Thomas Hobbes.

Essay by omarmooreUniversity, Bachelor'sA-, February 2004

download word file, 3 pages 4.4

Downloaded 101 times

Thomas Hobbes was the philosopher who supported the ideas of legal positivism that untangled morality from law. The divine right is a tool in which the government used to exercise power over the masses with an eternal threat of death. He wasn't really a believer in God, he believed in natural law but deviates from the idea by leading to ordinary conclusions. One of those ordinary conclusions he discusses in his book entitled The Leviathan was that a man's ultimate concern should be the preservation of his own life. He still recognized "moral obligations" to keep one's promises even if the fulfillment of those obligations is very likely going to cost the individual his life. In other words, he recognizes that there are more important human goals than just staying alive.

Thomas Hobbes presents his essay by saying any state is better than no state, unless the state is trying to take one's rights.

Thomas Hobbes states, "For as to the strength of body, the weakest has strength enough to kill the strongest by secret machination, or by confederacy with other, that are in the same danger with himself". This idea corresponds with that of Darwin's notion of survival of the fittest.

The theory of survival of the fittest surrounds one element that is the element of competition. He stated that in a state, there exists situations like competition. Hobbes further states that if any two men desire the same thing, both men will go as far as they have to in order to satisfy their wants, even if the final resolution results in the loss of a friendship.
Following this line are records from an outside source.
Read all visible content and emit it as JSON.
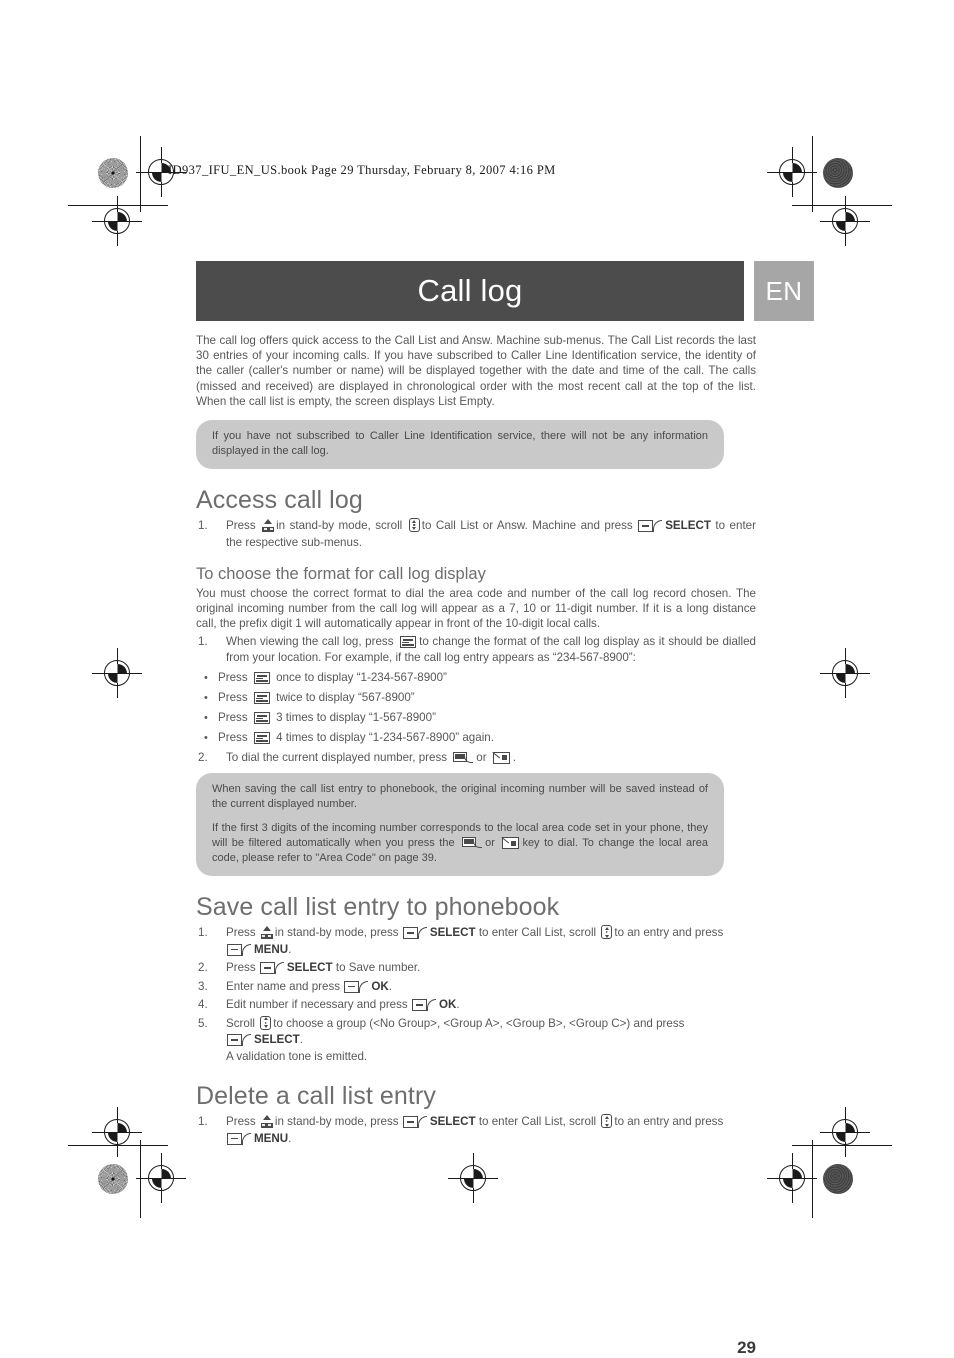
{
  "print_header": {
    "text": "ID937_IFU_EN_US.book  Page 29  Thursday, February 8, 2007  4:16 PM"
  },
  "header": {
    "title": "Call log",
    "language_tag": "EN",
    "banner_color": "#4c4c4c",
    "lang_color": "#a6a6a6"
  },
  "intro": {
    "paragraph": "The call log offers quick access to the Call List and Answ. Machine sub-menus. The Call List records the last 30 entries of your incoming calls. If you have subscribed to Caller Line Identification service, the identity of the caller (caller's number or name) will be displayed together with the date and time of the call. The calls (missed and received) are displayed in chronological order with the most recent call at the top of the list. When the call list is empty, the screen displays List Empty."
  },
  "note_1": {
    "text": "If you have not subscribed to Caller Line Identification service, there will not be any information displayed in the call log."
  },
  "section_access": {
    "heading": "Access call log",
    "step1": {
      "num": "1.",
      "t1": "Press",
      "t2": "in stand-by mode, scroll",
      "t3": "to Call List or Answ. Machine and press",
      "key_label": "SELECT",
      "t4": "to enter the respective sub-menus."
    }
  },
  "section_format": {
    "heading": "To choose the format for call log display",
    "paragraph": "You must choose the correct format to dial the area code and number of the call log record chosen. The original incoming number from the call log will appear as a 7, 10 or 11-digit number. If it is a long distance call, the prefix digit 1 will automatically appear in front of the 10-digit local calls.",
    "step1": {
      "num": "1.",
      "t1": "When viewing the call log, press",
      "t2": "to change the format of the call log display as it should be dialled from your location. For example, if the call log entry appears as “234-567-8900”:"
    },
    "bullets": [
      {
        "pre": "Press",
        "post": "once to display “1-234-567-8900”"
      },
      {
        "pre": "Press",
        "post": "twice to display “567-8900”"
      },
      {
        "pre": "Press",
        "post": "3 times to display “1-567-8900”"
      },
      {
        "pre": "Press",
        "post": "4 times to display “1-234-567-8900” again."
      }
    ],
    "step2": {
      "num": "2.",
      "t1": "To dial the current displayed number, press",
      "t2": "or",
      "t3": "."
    }
  },
  "note_2": {
    "p1": "When saving the call list entry to phonebook, the original incoming number will be saved instead of the current displayed number.",
    "p2a": "If the first 3 digits of the incoming number corresponds to the local area code set in your phone, they will be filtered automatically when you press the",
    "p2b": "or",
    "p2c": "key to dial. To change the local area code, please refer to \"Area Code\" on page 39."
  },
  "section_save": {
    "heading": "Save call list entry to phonebook",
    "steps": [
      {
        "num": "1.",
        "t1": "Press",
        "t2": "in stand-by mode, press",
        "key1": "SELECT",
        "t3": "to enter Call List, scroll",
        "t4": "to an entry and press",
        "key2": "MENU",
        "t5": "."
      },
      {
        "num": "2.",
        "t1": "Press",
        "key1": "SELECT",
        "t2": "to Save number."
      },
      {
        "num": "3.",
        "t1": "Enter name and press",
        "key1": "OK",
        "t2": "."
      },
      {
        "num": "4.",
        "t1": "Edit number if necessary and press",
        "key1": "OK",
        "t2": "."
      },
      {
        "num": "5.",
        "t1": "Scroll",
        "t2": "to choose a group (<No Group>, <Group A>, <Group B>, <Group C>) and press",
        "key1": "SELECT",
        "t3": ".",
        "t4": "A validation tone is emitted."
      }
    ]
  },
  "section_delete": {
    "heading": "Delete a call list entry",
    "step1": {
      "num": "1.",
      "t1": "Press",
      "t2": "in stand-by mode, press",
      "key1": "SELECT",
      "t3": "to enter Call List, scroll",
      "t4": "to an entry and press",
      "key2": "MENU",
      "t5": "."
    }
  },
  "footer": {
    "page_number": "29"
  }
}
In a previous statement, Hobbes proceeds to say that competition exists in the state of nature but self-defense also results in a problem. He writes, "let him therefore consider with himself,